The government of President Salvador Sánchez Cerén has made progress in curtailing violence in El Salvador. Photo:

SAN SALVADOR.— The population here is beginning to perceive a more secure environment in the country, following the implementation of measures meant to curb violence, a problem which had reached alarming levels over the last several months.

Police authorities report that in the month of April, 352 homicides took place in the country, representing a 42% decrease as compared to the previous month, 47% less than February, and 52% less than January.
Lázaro Alveranga, who lives in Ciudad Delgado, San Salvador department, says there is more tranquility in the streets with the presence of police, who along with soldiers are keeping vandalism in check.

Likewise, Paty Solar is pleased that the school attended by her three children is being well-guarded by public security forces.

The government has taken a number of steps as part of a comprehensive strategy to confront the rate of violent crime in a country which, until recently, was seeing more than 20 murders a day.

The National Citizen Security and Community Living Council recently reviewed progress on the implementation of 27 prioritized measures in the Safe El Salvador Plan, supervised by a Follow-up and Coordination Commission.

The 27 actions were chosen from among 133 proposals in the Plan, developed by the National Council which includes representatives from all sectors of society.

The measures address five key areas; crime prevention; criminal prosecution; rehabilitation and reinsertion of prisoners; attention to and protection of victims; and strengthening of institutionality.

In the area of violence prevention, one effort which is making progress is the establishment of Fulltime Inclusive Schools in 10 municipalities prioritized in the first phase of the Plan's implementation, where students attend double sessions and participate in a variety of academic, recreational and cultural activities.

As for rehabilitation and reinsertion of prisoners, being promoted is a graduated regime of incarceration which is progressing to part time release for 3,000 convicts (1/3 women), in addition to supervised release for another 2,000.

In El Salvador, prisons have been over-crowded for at least 20 years. To cite but one example, the Esperanza prison, known as the Mariona, the country's largest, was designed for 800 prisoners, but is currently holding 5,146.

In this comprehensive battle against a problem which the Salvadoran people have identified in polls as their principal concern, a number of entities are collaborating, including private business, the Ministries of Labor and Economy, as well as non-governmental organizations advocating for prisoners.

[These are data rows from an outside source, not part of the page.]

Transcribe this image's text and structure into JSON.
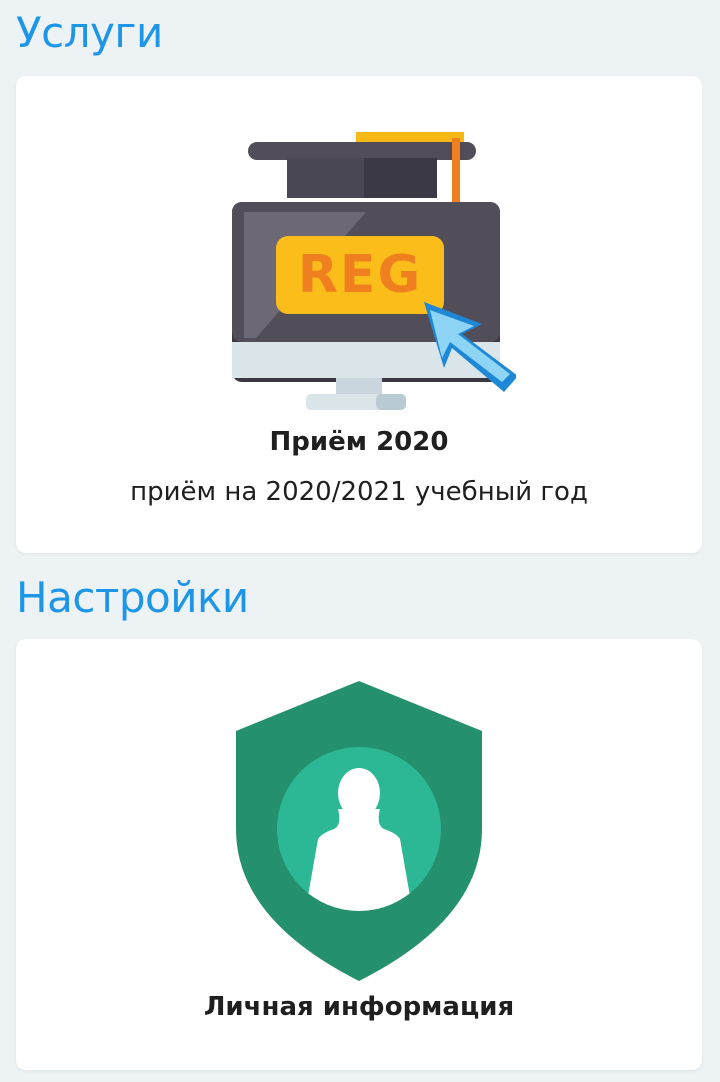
{
  "services": {
    "heading": "Услуги",
    "cards": [
      {
        "title": "Приём 2020",
        "subtitle": "приём на 2020/2021 учебный год",
        "icon": "registration-monitor-icon",
        "badge_text": "REG"
      }
    ]
  },
  "settings": {
    "heading": "Настройки",
    "cards": [
      {
        "title": "Личная информация",
        "icon": "user-shield-icon"
      }
    ]
  },
  "colors": {
    "background": "#edf2f5",
    "heading": "#1e96e8",
    "card": "#ffffff",
    "text": "#1f1f1f",
    "shield": "#25906d",
    "shield_circle": "#2cb894",
    "reg_badge": "#fbbd1a",
    "reg_text": "#f07f20"
  }
}
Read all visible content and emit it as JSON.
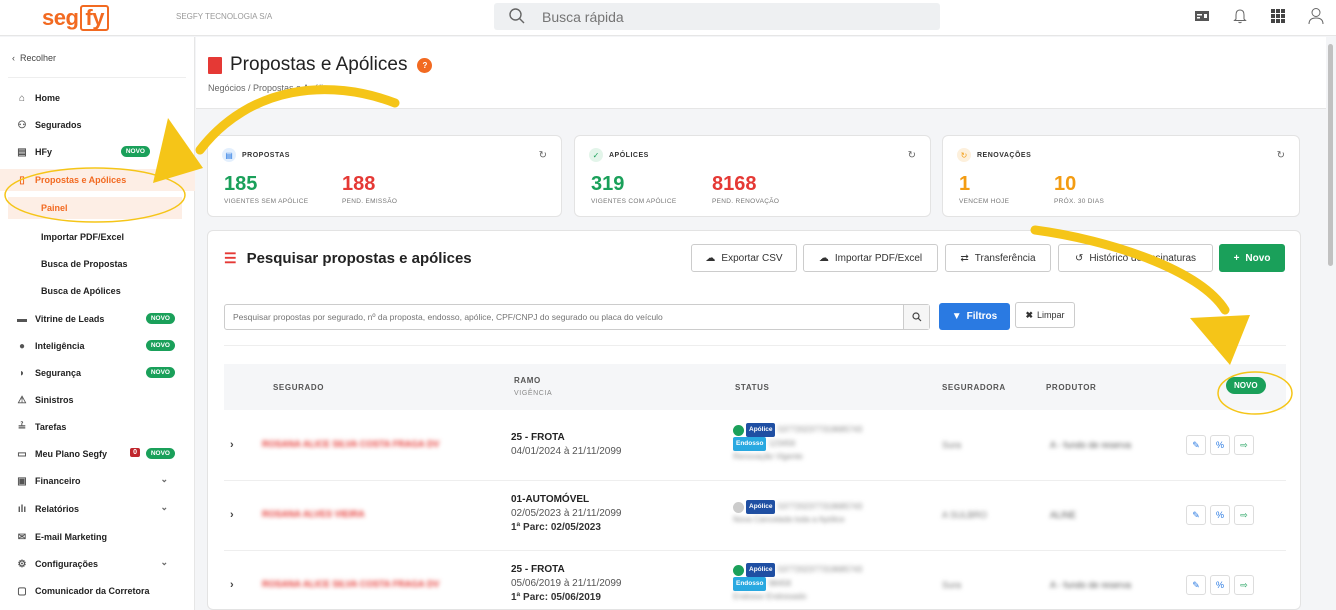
{
  "app": {
    "logo_prefix": "seg",
    "logo_suffix": "fy",
    "company": "SEGFY TECNOLOGIA S/A",
    "search_placeholder": "Busca rápida"
  },
  "icons": {
    "search": "search-icon",
    "calculator": "calculator-icon",
    "bell": "bell-icon",
    "apps": "apps-grid-icon",
    "user": "user-icon"
  },
  "sidebar": {
    "collapse_label": "Recolher",
    "items": [
      {
        "label": "Home",
        "icon": "home-icon"
      },
      {
        "label": "Segurados",
        "icon": "users-icon"
      },
      {
        "label": "HFy",
        "icon": "clipboard-icon",
        "badge": "NOVO"
      },
      {
        "label": "Propostas e Apólices",
        "icon": "document-icon"
      },
      {
        "label": "Painel"
      },
      {
        "label": "Importar PDF/Excel"
      },
      {
        "label": "Busca de Propostas"
      },
      {
        "label": "Busca de Apólices"
      },
      {
        "label": "Vitrine de Leads",
        "icon": "storefront-icon",
        "badge": "NOVO"
      },
      {
        "label": "Inteligência",
        "icon": "brain-icon",
        "badge": "NOVO"
      },
      {
        "label": "Segurança",
        "icon": "shield-icon",
        "badge": "NOVO"
      },
      {
        "label": "Sinistros",
        "icon": "warning-icon"
      },
      {
        "label": "Tarefas",
        "icon": "tasks-icon"
      },
      {
        "label": "Meu Plano Segfy",
        "icon": "plan-icon",
        "count": "0",
        "badge": "NOVO"
      },
      {
        "label": "Financeiro",
        "icon": "money-icon"
      },
      {
        "label": "Relatórios",
        "icon": "chart-icon"
      },
      {
        "label": "E-mail Marketing",
        "icon": "mail-icon"
      },
      {
        "label": "Configurações",
        "icon": "gear-icon"
      },
      {
        "label": "Comunicador da Corretora",
        "icon": "chat-icon"
      }
    ]
  },
  "page": {
    "title": "Propostas e Apólices",
    "help": "?",
    "breadcrumb": "Negócios  /  Propostas e Apólices"
  },
  "cards": {
    "propostas": {
      "title": "PROPOSTAS",
      "v1": "185",
      "l1": "VIGENTES SEM APÓLICE",
      "v2": "188",
      "l2": "PEND. EMISSÃO"
    },
    "apolices": {
      "title": "APÓLICES",
      "v1": "319",
      "l1": "VIGENTES COM APÓLICE",
      "v2": "8168",
      "l2": "PEND. RENOVAÇÃO"
    },
    "renovacoes": {
      "title": "RENOVAÇÕES",
      "v1": "1",
      "l1": "VENCEM HOJE",
      "v2": "10",
      "l2": "PRÓX. 30 DIAS"
    }
  },
  "panel": {
    "title": "Pesquisar propostas e apólices",
    "buttons": {
      "export": "Exportar CSV",
      "import": "Importar PDF/Excel",
      "transfer": "Transferência",
      "history": "Histórico de assinaturas",
      "new": "Novo"
    },
    "search_placeholder": "Pesquisar propostas por segurado, nº da proposta, endosso, apólice, CPF/CNPJ do segurado ou placa do veículo",
    "filters": "Filtros",
    "clear": "Limpar"
  },
  "table": {
    "headers": {
      "segurado": "SEGURADO",
      "ramo": "RAMO",
      "vigencia": "VIGÊNCIA",
      "status": "STATUS",
      "seguradora": "SEGURADORA",
      "produtor": "PRODUTOR",
      "novo": "NOVO"
    },
    "rows": [
      {
        "segurado": "ROSANA ALICE SILVA COSTA FRAGA DV",
        "ramo": "25 - FROTA",
        "vigencia": "04/01/2024 à 21/11/2099",
        "parcela": "",
        "status_tag": "Apólice",
        "status_no": "5377202377319685743",
        "endosso_tag": "Endosso",
        "endosso_no": "123456",
        "status_text": "Renovação Vigente",
        "seguradora": "Sura",
        "produtor": "A - fundo de reserva",
        "dot_color": "#1aa05a"
      },
      {
        "segurado": "ROSANA ALVES VIEIRA",
        "ramo": "01-AUTOMÓVEL",
        "vigencia": "02/05/2023 à 21/11/2099",
        "parcela": "1ª Parc: 02/05/2023",
        "status_tag": "Apólice",
        "status_no": "5377202377319685743",
        "endosso_tag": "",
        "endosso_no": "",
        "status_text": "Nova Cancelada toda a Apólice",
        "seguradora": "A SULBRO",
        "produtor": "ALINE",
        "dot_color": "#cccccc"
      },
      {
        "segurado": "ROSANA ALICE SILVA COSTA FRAGA DV",
        "ramo": "25 - FROTA",
        "vigencia": "05/06/2019 à 21/11/2099",
        "parcela": "1ª Parc: 05/06/2019",
        "status_tag": "Apólice",
        "status_no": "5377202377319685743",
        "endosso_tag": "Endosso",
        "endosso_no": "98458",
        "status_text": "Endosso Endossado",
        "seguradora": "Sura",
        "produtor": "A - fundo de reserva",
        "dot_color": "#1aa05a"
      }
    ]
  },
  "colors": {
    "brand": "#f26a21",
    "green": "#1aa05a",
    "red": "#e53935",
    "blue": "#2a7ae2",
    "arrow": "#f5c518"
  }
}
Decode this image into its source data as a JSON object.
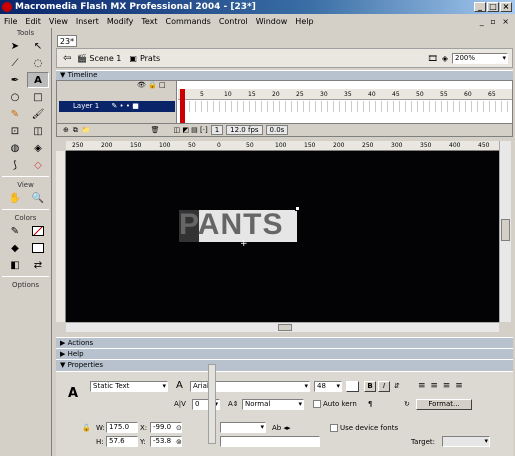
{
  "window": {
    "title": "Macromedia Flash MX Professional 2004 - [23*]",
    "controls": [
      "_",
      "□",
      "×"
    ]
  },
  "menu": [
    "File",
    "Edit",
    "View",
    "Insert",
    "Modify",
    "Text",
    "Commands",
    "Control",
    "Window",
    "Help"
  ],
  "tools": {
    "header": "Tools",
    "view_header": "View",
    "colors_header": "Colors",
    "options_header": "Options",
    "items": [
      "arrow-tool",
      "subselect-tool",
      "line-tool",
      "lasso-tool",
      "pen-tool",
      "text-tool",
      "oval-tool",
      "rectangle-tool",
      "pencil-tool",
      "brush-tool",
      "free-transform-tool",
      "fill-transform-tool",
      "ink-bottle-tool",
      "paint-bucket-tool",
      "eyedropper-tool",
      "eraser-tool"
    ]
  },
  "document": {
    "tab": "23*",
    "scene": "Scene 1",
    "symbol": "Prats",
    "zoom": "200%"
  },
  "timeline": {
    "header": "Timeline",
    "layer_name": "Layer 1",
    "frame_ticks": [
      "5",
      "10",
      "15",
      "20",
      "25",
      "30",
      "35",
      "40",
      "45",
      "50",
      "55",
      "60",
      "65"
    ],
    "current_frame": "1",
    "fps": "12.0 fps",
    "elapsed": "0.0s"
  },
  "stage": {
    "text": "PANTS",
    "ruler_ticks": [
      "250",
      "200",
      "150",
      "100",
      "50",
      "0",
      "50",
      "100",
      "150",
      "200",
      "250",
      "300",
      "350",
      "400",
      "450"
    ]
  },
  "panels": {
    "actions": "Actions",
    "help": "Help",
    "properties": "Properties"
  },
  "properties": {
    "text_type": "Static Text",
    "font": "Arial",
    "font_size": "48",
    "spacing": "0",
    "position_mode": "Normal",
    "auto_kern": "Auto kern",
    "format_button": "Format...",
    "w_label": "W:",
    "w_value": "175.0",
    "x_label": "X:",
    "x_value": "-99.0",
    "h_label": "H:",
    "h_value": "57.6",
    "y_label": "Y:",
    "y_value": "-53.8",
    "device_fonts": "Use device fonts",
    "target_label": "Target:"
  }
}
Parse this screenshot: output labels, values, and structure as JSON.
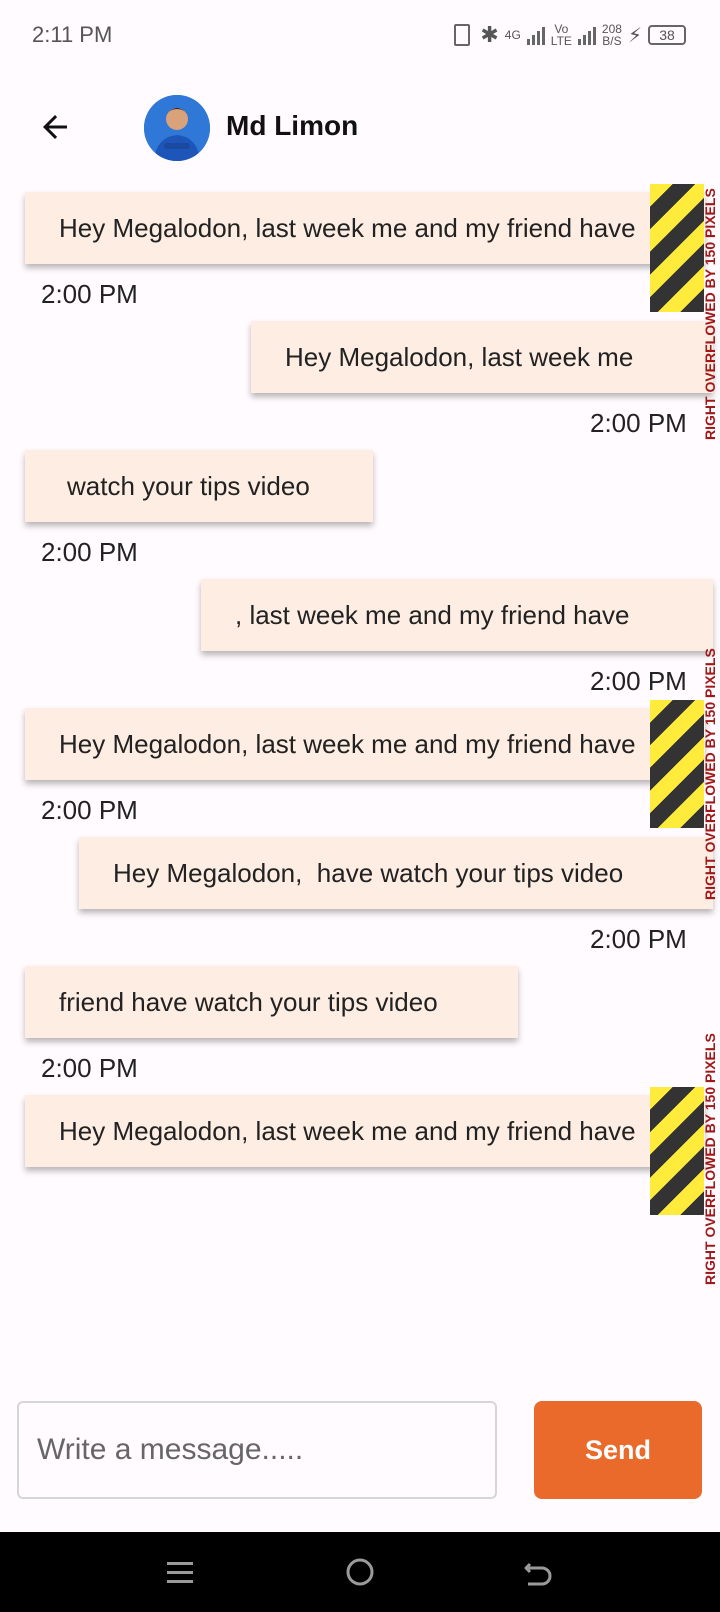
{
  "status_bar": {
    "time": "2:11 PM",
    "network_primary": "4G",
    "network_secondary": "Vo\nLTE",
    "speed": "208\nB/S",
    "battery": "38"
  },
  "header": {
    "contact_name": "Md Limon",
    "back_icon": "arrow-left-icon"
  },
  "messages": [
    {
      "text": "Hey Megalodon, last week me and my friend have",
      "time": "2:00 PM",
      "side": "received",
      "overflow": true
    },
    {
      "text": "Hey Megalodon, last week me",
      "time": "2:00 PM",
      "side": "sent",
      "overflow": false
    },
    {
      "text": "watch your tips video",
      "time": "2:00 PM",
      "side": "received",
      "overflow": false
    },
    {
      "text": ", last week me and my friend have",
      "time": "2:00 PM",
      "side": "sent",
      "overflow": false
    },
    {
      "text": "Hey Megalodon, last week me and my friend have",
      "time": "2:00 PM",
      "side": "received",
      "overflow": true
    },
    {
      "text": "Hey Megalodon,  have watch your tips video",
      "time": "2:00 PM",
      "side": "sent",
      "overflow": false
    },
    {
      "text": "friend have watch your tips video",
      "time": "2:00 PM",
      "side": "received",
      "overflow": false
    },
    {
      "text": "Hey Megalodon, last week me and my friend have",
      "time": "",
      "side": "received",
      "overflow": true
    }
  ],
  "overflow_warnings": [
    "RIGHT OVERFLOWED BY 150 PIXELS",
    "RIGHT OVERFLOWED BY 150 PIXELS",
    "RIGHT OVERFLOWED BY 150 PIXELS"
  ],
  "composer": {
    "placeholder": "Write a message.....",
    "value": "",
    "send_label": "Send"
  },
  "colors": {
    "bubble": "#fdede3",
    "send_button": "#ea6a2b",
    "background": "#fffbfe",
    "overflow_text": "#a01818"
  }
}
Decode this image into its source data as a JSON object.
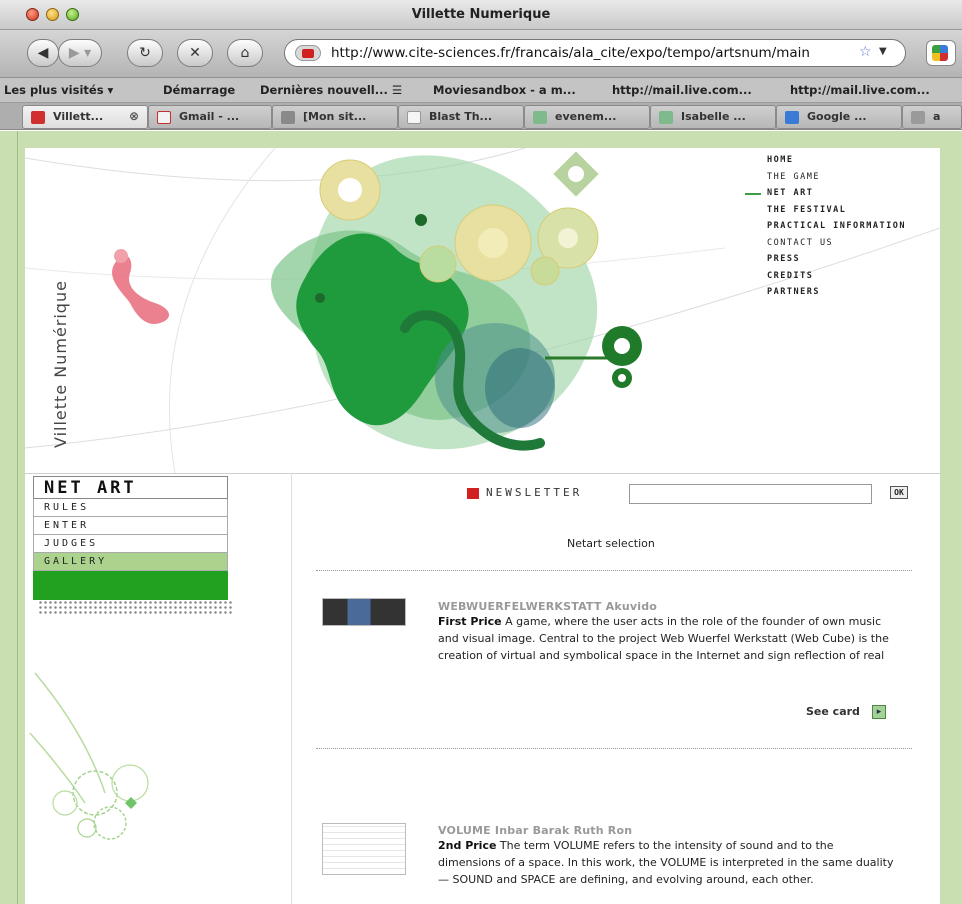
{
  "window": {
    "title": "Villette Numerique"
  },
  "navbar": {
    "url": "http://www.cite-sciences.fr/francais/ala_cite/expo/tempo/artsnum/main"
  },
  "bookmarks": [
    "Les plus visités ▾",
    "Démarrage",
    "Dernières nouvell... ☰",
    "Moviesandbox - a m...",
    "http://mail.live.com...",
    "http://mail.live.com..."
  ],
  "tabs": [
    {
      "label": "Villett...",
      "icon_color": "#d03030",
      "active": true
    },
    {
      "label": "Gmail - ...",
      "icon_color": "#d04040",
      "active": false
    },
    {
      "label": "[Mon sit...",
      "icon_color": "#8a8a8a",
      "active": false
    },
    {
      "label": "Blast Th...",
      "icon_color": "#f5f5f5",
      "active": false
    },
    {
      "label": "evenem...",
      "icon_color": "#7fba8c",
      "active": false
    },
    {
      "label": "Isabelle ...",
      "icon_color": "#7fba8c",
      "active": false
    },
    {
      "label": "Google ...",
      "icon_color": "#3a7bd5",
      "active": false
    },
    {
      "label": "a",
      "icon_color": "#9a9a9a",
      "active": false
    }
  ],
  "site": {
    "vertical_title": "Villette Numérique",
    "menu": [
      "HOME",
      "THE GAME",
      "NET ART",
      "THE FESTIVAL",
      "PRACTICAL INFORMATION",
      "CONTACT US",
      "PRESS",
      "CREDITS",
      "PARTNERS"
    ],
    "menu_selected": "NET ART"
  },
  "subnav": {
    "heading": "NET ART",
    "items": [
      "RULES",
      "ENTER",
      "JUDGES",
      "GALLERY"
    ],
    "selected": "GALLERY"
  },
  "newsletter": {
    "label": "NEWSLETTER",
    "button": "OK",
    "input_value": ""
  },
  "selection_title": "Netart selection",
  "entries": [
    {
      "title": "WEBWUERFELWERKSTATT Akuvido",
      "prize": "First Price",
      "text": " A game, where the user acts in the role of the founder of own music and visual image. Central to the project Web Wuerfel Werkstatt (Web Cube) is the creation of virtual and symbolical space in the Internet and sign reflection of real",
      "see_card": "See card"
    },
    {
      "title": "VOLUME Inbar Barak Ruth Ron",
      "prize": "2nd Price",
      "text": " The term VOLUME refers to the intensity of sound and to the dimensions of a space. In this work, the VOLUME is interpreted in the same duality — SOUND and SPACE are defining, and evolving around, each other."
    }
  ],
  "colors": {
    "accent_green": "#22a020",
    "page_bg": "#c9deb1",
    "selected_green": "#abd38e",
    "newsletter_red": "#d02020"
  }
}
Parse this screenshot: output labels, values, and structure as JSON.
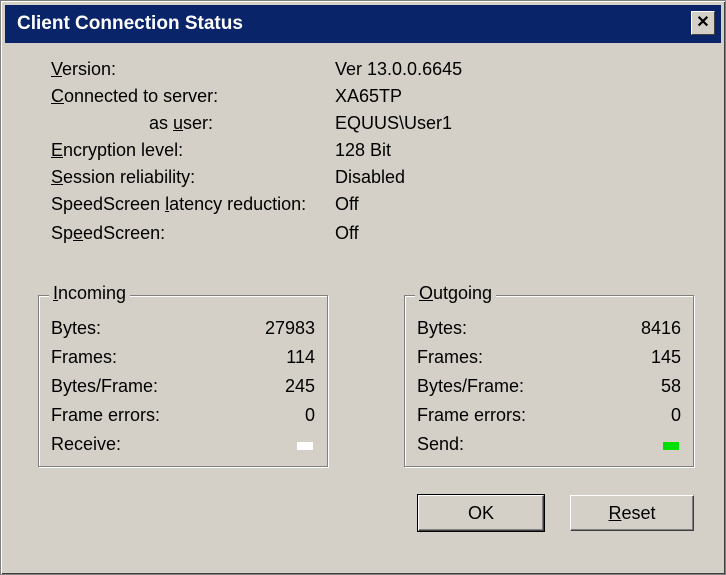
{
  "window": {
    "title": "Client Connection Status",
    "close_glyph": "✕"
  },
  "info": {
    "version": {
      "label_prefix": "",
      "label_ul": "V",
      "label_rest": "ersion:",
      "value": "Ver 13.0.0.6645"
    },
    "connected": {
      "label_ul": "C",
      "label_rest": "onnected to server:",
      "value": "XA65TP"
    },
    "user": {
      "label_pre": "as ",
      "label_ul": "u",
      "label_rest": "ser:",
      "value": "EQUUS\\User1"
    },
    "encryption": {
      "label_ul": "E",
      "label_rest": "ncryption level:",
      "value": "128 Bit"
    },
    "reliability": {
      "label_ul": "S",
      "label_rest": "ession reliability:",
      "value": "Disabled"
    },
    "latency": {
      "label_pre": "SpeedScreen ",
      "label_ul": "l",
      "label_rest": "atency reduction:",
      "value": "Off"
    },
    "speedscreen": {
      "label_pre": "Sp",
      "label_ul": "e",
      "label_rest": "edScreen:",
      "value": "Off"
    }
  },
  "incoming": {
    "title_ul": "I",
    "title_rest": "ncoming",
    "bytes_label": "Bytes:",
    "bytes": "27983",
    "frames_label": "Frames:",
    "frames": "114",
    "bpf_label": "Bytes/Frame:",
    "bpf": "245",
    "errors_label": "Frame errors:",
    "errors": "0",
    "receive_label": "Receive:",
    "indicator_color": "#ffffff"
  },
  "outgoing": {
    "title_ul": "O",
    "title_rest": "utgoing",
    "bytes_label": "Bytes:",
    "bytes": "8416",
    "frames_label": "Frames:",
    "frames": "145",
    "bpf_label": "Bytes/Frame:",
    "bpf": "58",
    "errors_label": "Frame errors:",
    "errors": "0",
    "send_label": "Send:",
    "indicator_color": "#00e000"
  },
  "buttons": {
    "ok": "OK",
    "reset_ul": "R",
    "reset_rest": "eset"
  }
}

A sensitive issue is that of victim protection, and the government has set up facilities within exemplary hospitals in the 10 prioritized municipalities to meet the healthcare needs of persons affected by violence.

Special temporary and extraordinary dispositions at penitentiaries and prison farms, meant to promote greater security, were approved by the legislative Assembly this past April, and signed the same day by President Salvador Sánchez Cerén, have already shown results.

The goal of these measures is to rehabilitate facilities, assure the efficiency of the system, and permanently protect the population from crimes which have their origin within the prison system itself.

One of the extraordinary measures was an order to transport almost 300 leaders of criminal organizations to a special detention center, and the government has declared a state of emergency at seven prisons where there are significant numbers of gang members. Also created was a special rapid response force with more than 1,000 specially trained army troops and National Civil Police units.

Since President Sánchez Cerén took office, he has demonstrated his commitment to the Salvadoran people to reduce violence in El Salvador, a country which has for many years been listed among the world's most dangerous.

His commitment is evident in the comprehensive action taken by his administration, seeking a sustainable, definitive solution, despite the unwillingness of the country's right wing opposition, the Alianza Republicana Nacionalista, to allocate needed funds for the initiatives, while at the same time calling for action against violent crime.